Allen and cinematographer Darius Khondji gives us a brightly-lit film with saturated colors, but they don’t do a lot to enhance the film’s point. Instead, the film just looks old-fashioned, befitting its time setting and Allen’s general sensibilities. It’s at least something different from what else is out there, but it’s not particularly interesting.

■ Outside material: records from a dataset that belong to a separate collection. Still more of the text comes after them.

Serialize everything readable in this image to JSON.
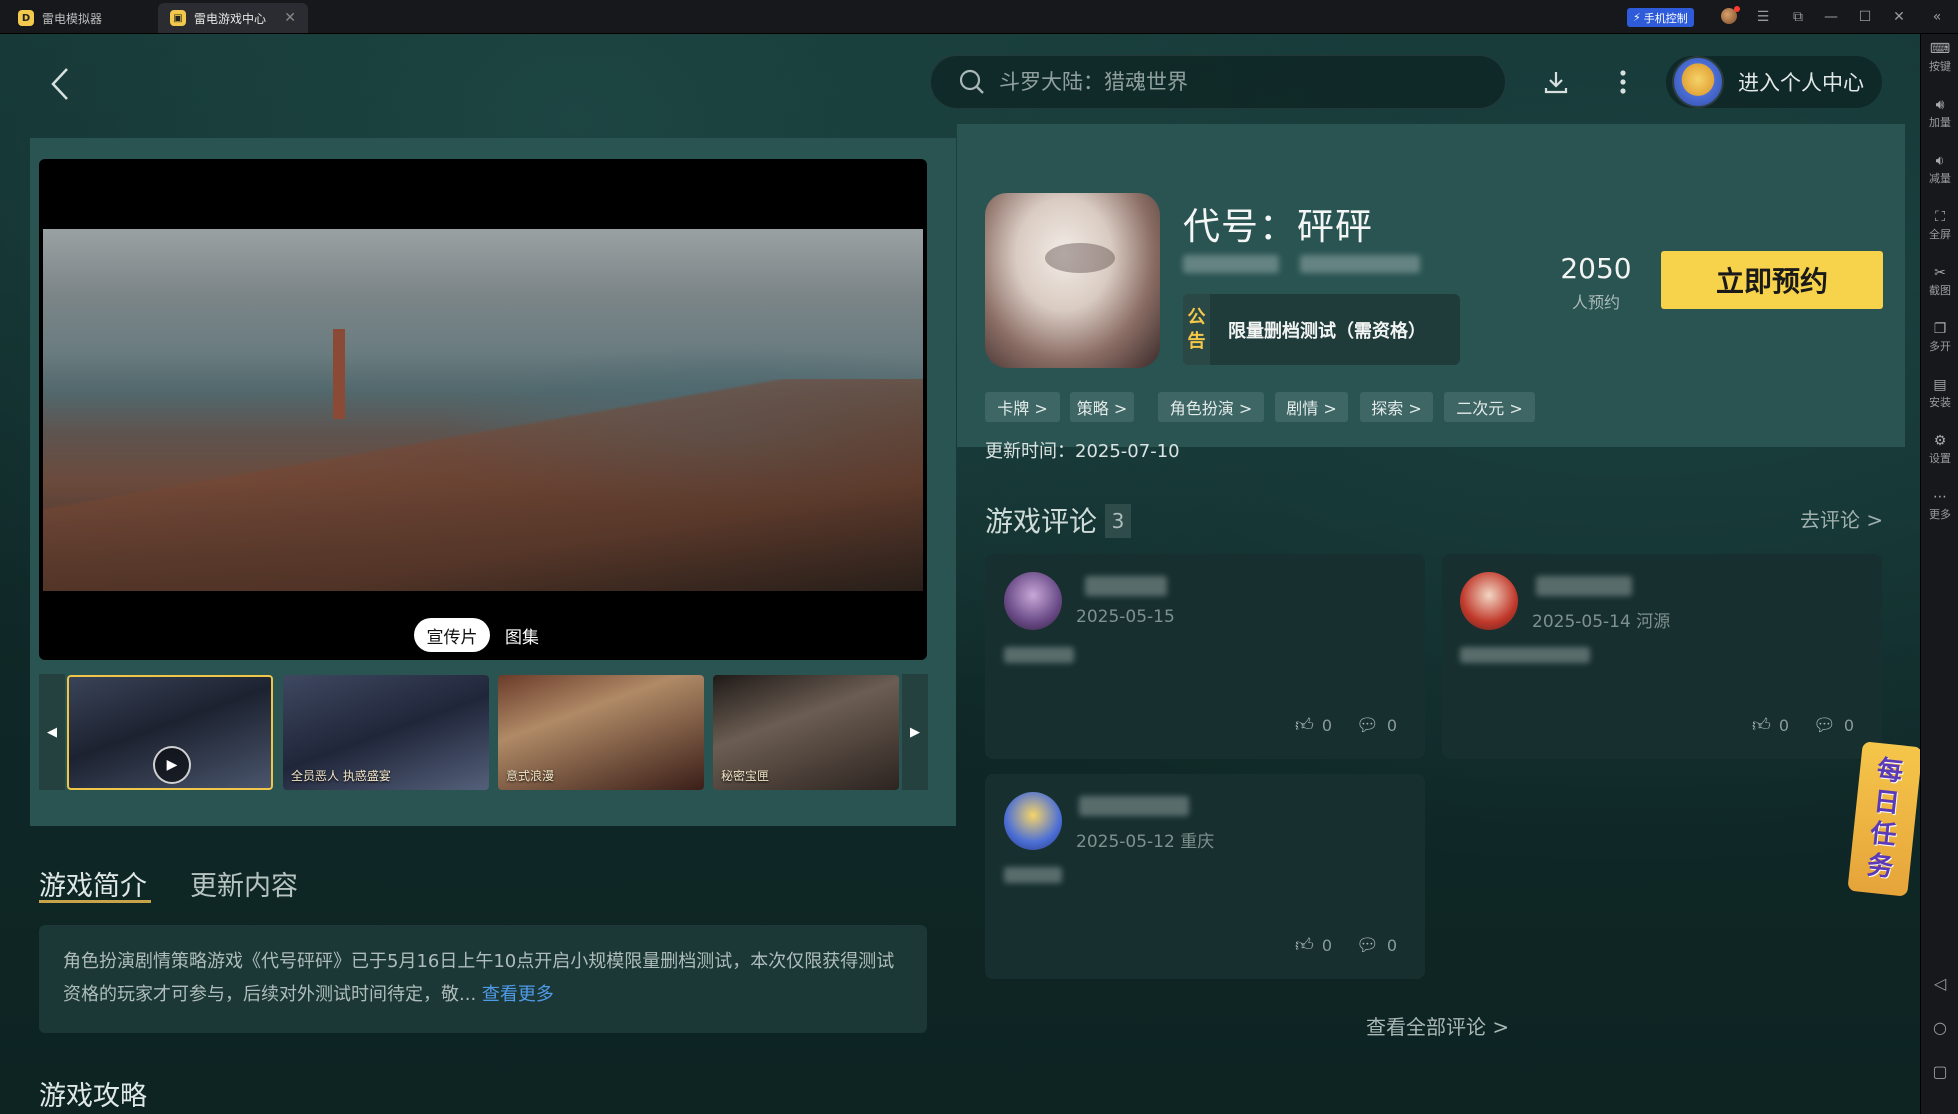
{
  "tabs": [
    {
      "label": "雷电模拟器"
    },
    {
      "label": "雷电游戏中心"
    }
  ],
  "titlebar": {
    "phone_control": "手机控制"
  },
  "search": {
    "placeholder": "斗罗大陆：猎魂世界"
  },
  "header": {
    "user_center": "进入个人中心"
  },
  "media": {
    "tab_video": "宣传片",
    "tab_gallery": "图集"
  },
  "thumbs": [
    {
      "caption": ""
    },
    {
      "caption": "全员恶人 执惑盛宴"
    },
    {
      "caption": "意式浪漫"
    },
    {
      "caption": "秘密宝匣"
    }
  ],
  "game": {
    "title": "代号：砰砰",
    "notice_tag_1": "公",
    "notice_tag_2": "告",
    "notice": "限量删档测试（需资格）",
    "reserve_count": "2050",
    "reserve_label": "人预约",
    "reserve_button": "立即预约",
    "update_time": "更新时间：2025-07-10",
    "tags": [
      "卡牌 >",
      "策略 >",
      "角色扮演 >",
      "剧情 >",
      "探索 >",
      "二次元 >"
    ]
  },
  "intro": {
    "tab_intro": "游戏简介",
    "tab_update": "更新内容",
    "text": "角色扮演剧情策略游戏《代号砰砰》已于5月16日上午10点开启小规模限量删档测试，本次仅限获得测试资格的玩家才可参与，后续对外测试时间待定，敬...",
    "more": "查看更多",
    "guide_title": "游戏攻略"
  },
  "comments": {
    "title": "游戏评论",
    "count": "3",
    "go": "去评论 >",
    "all": "查看全部评论 >",
    "items": [
      {
        "date": "2025-05-15",
        "likes": "0",
        "replies": "0"
      },
      {
        "date": "2025-05-14 河源",
        "likes": "0",
        "replies": "0"
      },
      {
        "date": "2025-05-12 重庆",
        "likes": "0",
        "replies": "0"
      }
    ]
  },
  "daily_task": [
    "每",
    "日",
    "任",
    "务"
  ],
  "rightbar": [
    "按键",
    "加量",
    "减量",
    "全屏",
    "截图",
    "多开",
    "安装",
    "设置",
    "更多"
  ]
}
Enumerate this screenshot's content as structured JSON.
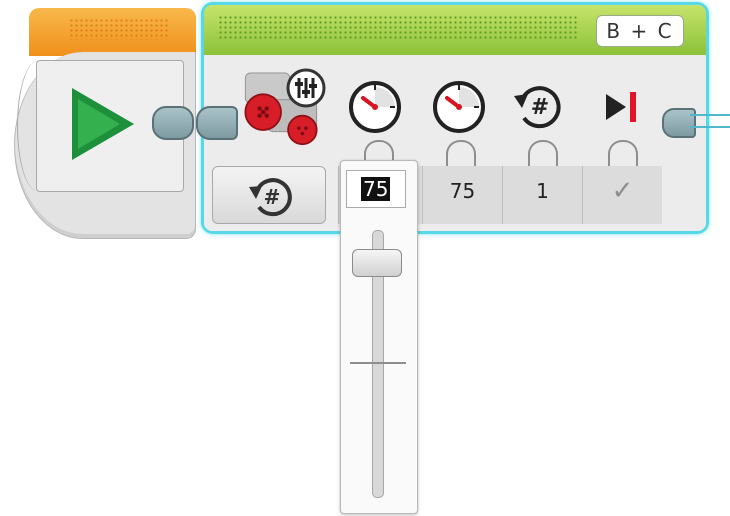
{
  "start_block": {
    "icon": "play-icon",
    "colors": {
      "top": "#f0901c",
      "play": "#1e8f3a"
    }
  },
  "move_block": {
    "ports_label": "B + C",
    "header_color": "#8cc23a",
    "selection_color": "#56d8e6",
    "icons": [
      "tank-motor-icon",
      "mode-settings-icon",
      "left-speed-icon",
      "right-speed-icon",
      "rotations-icon",
      "brake-at-end-icon"
    ],
    "mode_icon": "rotations-mode-icon",
    "params": {
      "left_power": "75",
      "right_power": "75",
      "rotations": "1",
      "brake_at_end": "✓"
    }
  },
  "slider": {
    "value": "75",
    "min": -100,
    "max": 100,
    "position": 75
  }
}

The acting is typically uneven for a Woody Allen film. Colin Firth’s performance as Stanley is rather a mess–he’s all stagey bravado with no depth or even basic human emotion until after his aunt’s accident. After the accident, he suddenly becomes a deeper, more emotional character, and Firth plays that part better. Emma Stone, meanwhile, is surprisingly excellent as the psychic. When Firth says, “She’s not even a good actress,” it’s easy to nod, because Sophie really isn’t good, and playing a bad actor is something that requires great skill. Jeremy Shamos has a small part, but he’s awful. He’s grinning inappropriately throughout the entire film. Simon McBurney is also pretty poor as Howard Burkan, obviously mugging for laughs even though his character doesn’t have the lines that will get the laughs.

Overall, Woody Allen is far from his best on Magic in the Moonlight. That’s not to say it’s awful–it’s a fun watch and it still has some great humor, but it’s nowhere near as smart or deep as it needs to be to be a great film. It’s a film someone else could have made, and if there is one sin Woody Allen should never commit, it’s to appear ordinary. I’m not sorry I saw it, but it’s far from memorable.

Notes

  • “Did you know he started out as an escape artist?” Gee, I wonder where he got that idea.
  • Stanley’s act that we see at the opening is not really that special, but it is fun that it is just so time-appropriate. Of course Allen, a student of magic, knows that.
  • The observatory opening with the telescope was Freudian imagery Hitchcock would have been proud of. It was also quite overdone.